Turning to the arbitral bodies at issue, the Court determined that neither qualified as a governmental entity. The arbitral body in ZF is a private entity operating under private arbitral rules. It makes no difference that German law governs some aspects of the proceeding, or that German courts might enforce the parties’ arbitration agreement. Holding otherwise would “erase any distinction between private and governmental adjudicative bodies.” The Court acknowledged that the arbitral body in AlixPartners presents a more difficult question because one party to the dispute is a sovereign, and the arbitration arose from an international treaty. The Court determined that the “relevant question” is whether the parties to that treaty intended that the ad hoc arbitration panel exercise governmental authority. Here, the treaty at issue contains no indicia of such intent and instead offers a choice between resolving disputes before a governmental court or “the potentially appealing option of bringing . . . disputes to a private arbitration panel.” The Court left open the possibility that, in other cases, a sovereign might imbue an ad hoc arbitration panel with governmental authority.

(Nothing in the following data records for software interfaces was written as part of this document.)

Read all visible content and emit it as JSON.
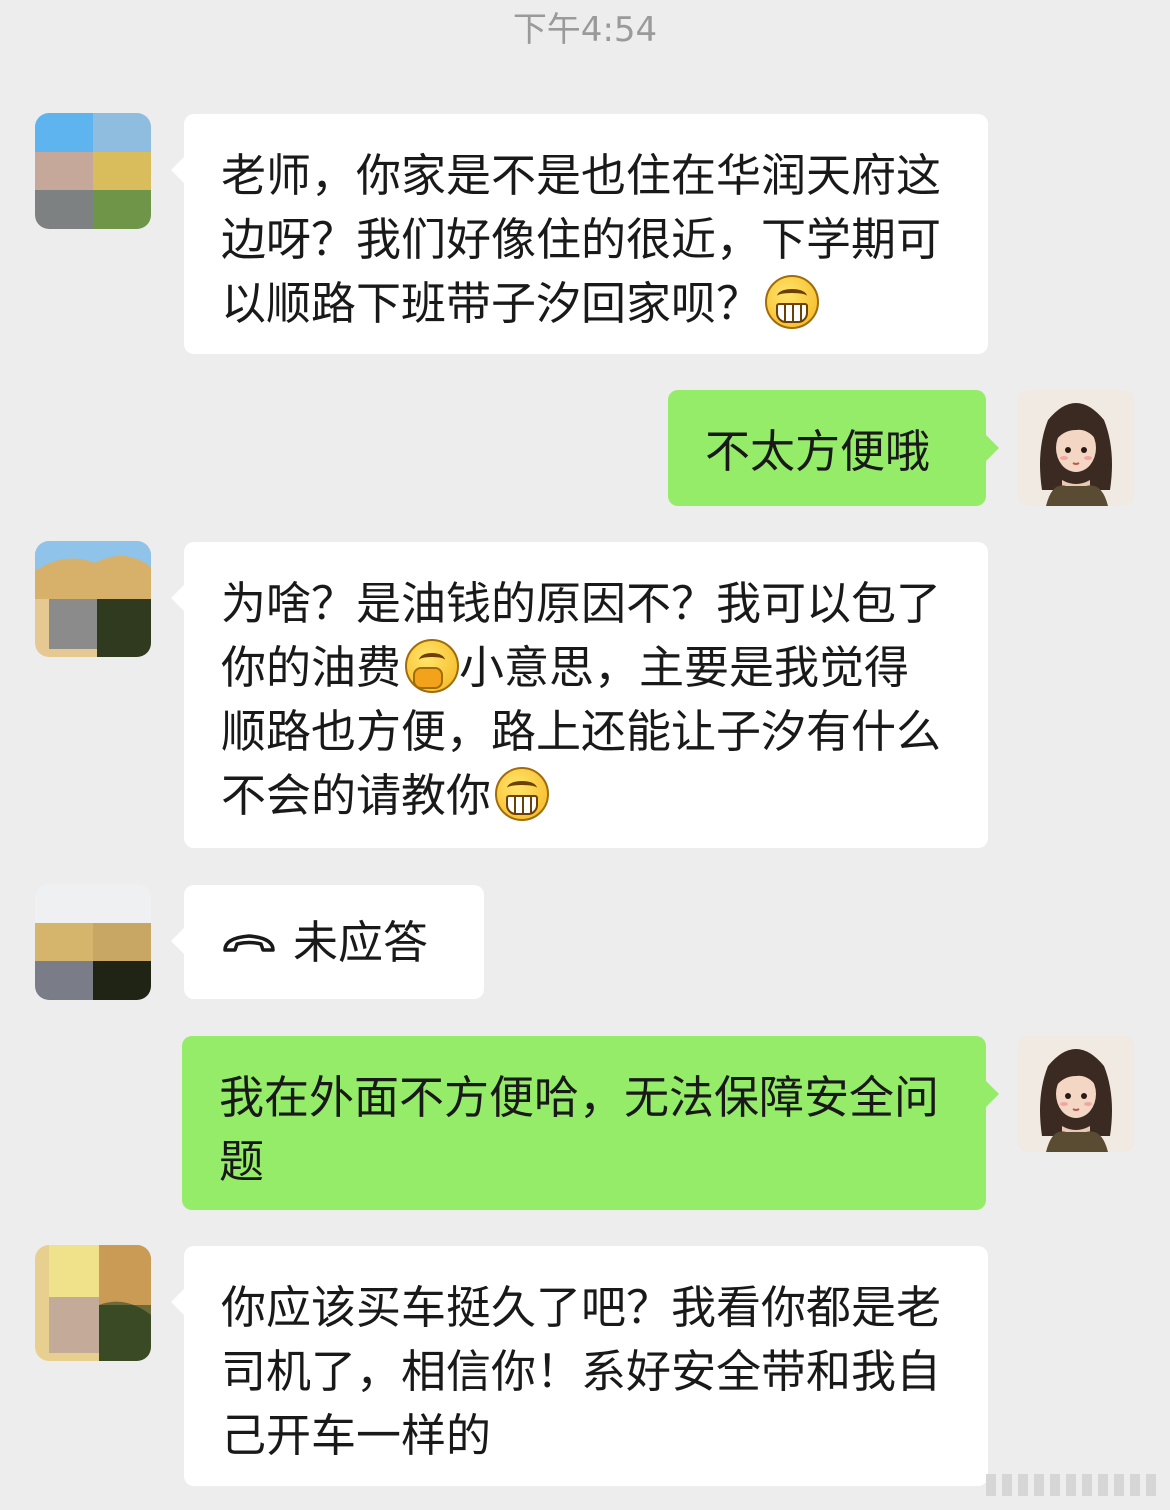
{
  "timestamp": "下午4:54",
  "messages": [
    {
      "from": "other",
      "text": "老师，你家是不是也住在华润天府这边呀？我们好像住的很近，下学期可以顺路下班带子汐回家呗？",
      "emoji_after": "grin-emoji"
    },
    {
      "from": "me",
      "text": "不太方便哦"
    },
    {
      "from": "other",
      "parts": [
        "为啥？是油钱的原因不？我可以包了你的油费",
        "小意思，主要是我觉得顺路也方便，路上还能让子汐有什么不会的请教你"
      ],
      "emojis": [
        "thinking-emoji",
        "grin-emoji"
      ]
    },
    {
      "from": "other",
      "type": "call",
      "text": "未应答",
      "icon": "phone-hangup-icon"
    },
    {
      "from": "me",
      "text": "我在外面不方便哈，无法保障安全问题"
    },
    {
      "from": "other",
      "text": "你应该买车挺久了吧？我看你都是老司机了，相信你！系好安全带和我自己开车一样的"
    }
  ],
  "colors": {
    "background": "#ededed",
    "incoming": "#ffffff",
    "outgoing": "#95ec69",
    "text": "#191919",
    "timestamp": "#9a9a9a"
  }
}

Implications

The Court’s decision in ZF and AlixPartners resolves a circuit conflict over whether the phrase “foreign or international tribunal” in Section 1782 includes private arbitral panels. By answering this question in the negative, the Court rejected a broad reading of the statute that would involve district courts in purely private arbitrations abroad. The Court’s reading will limit delays in those proceedings and prevent parties to foreign arbitration agreements from taking advantage of the broader discovery often permitted by United States courts. The narrower reading that the Court adopted preserves district-court resources for the assistance of foreign nations. Future cases will determine the circumstances under which there is sufficient evidence of intent that an arbitral panel exercise governmental authority, such that Section 1782 applies. It is unclear, for example, whether the International Centre for Settlement of Investment Disputes will be viewed differently, as it is a permanent institution created by a multilateral treaty, with awards that are binding as a matter of public international law. Regardless, it will be important to carefully consider discovery issues in selecting arbitral forums and in drafting arbitration clauses.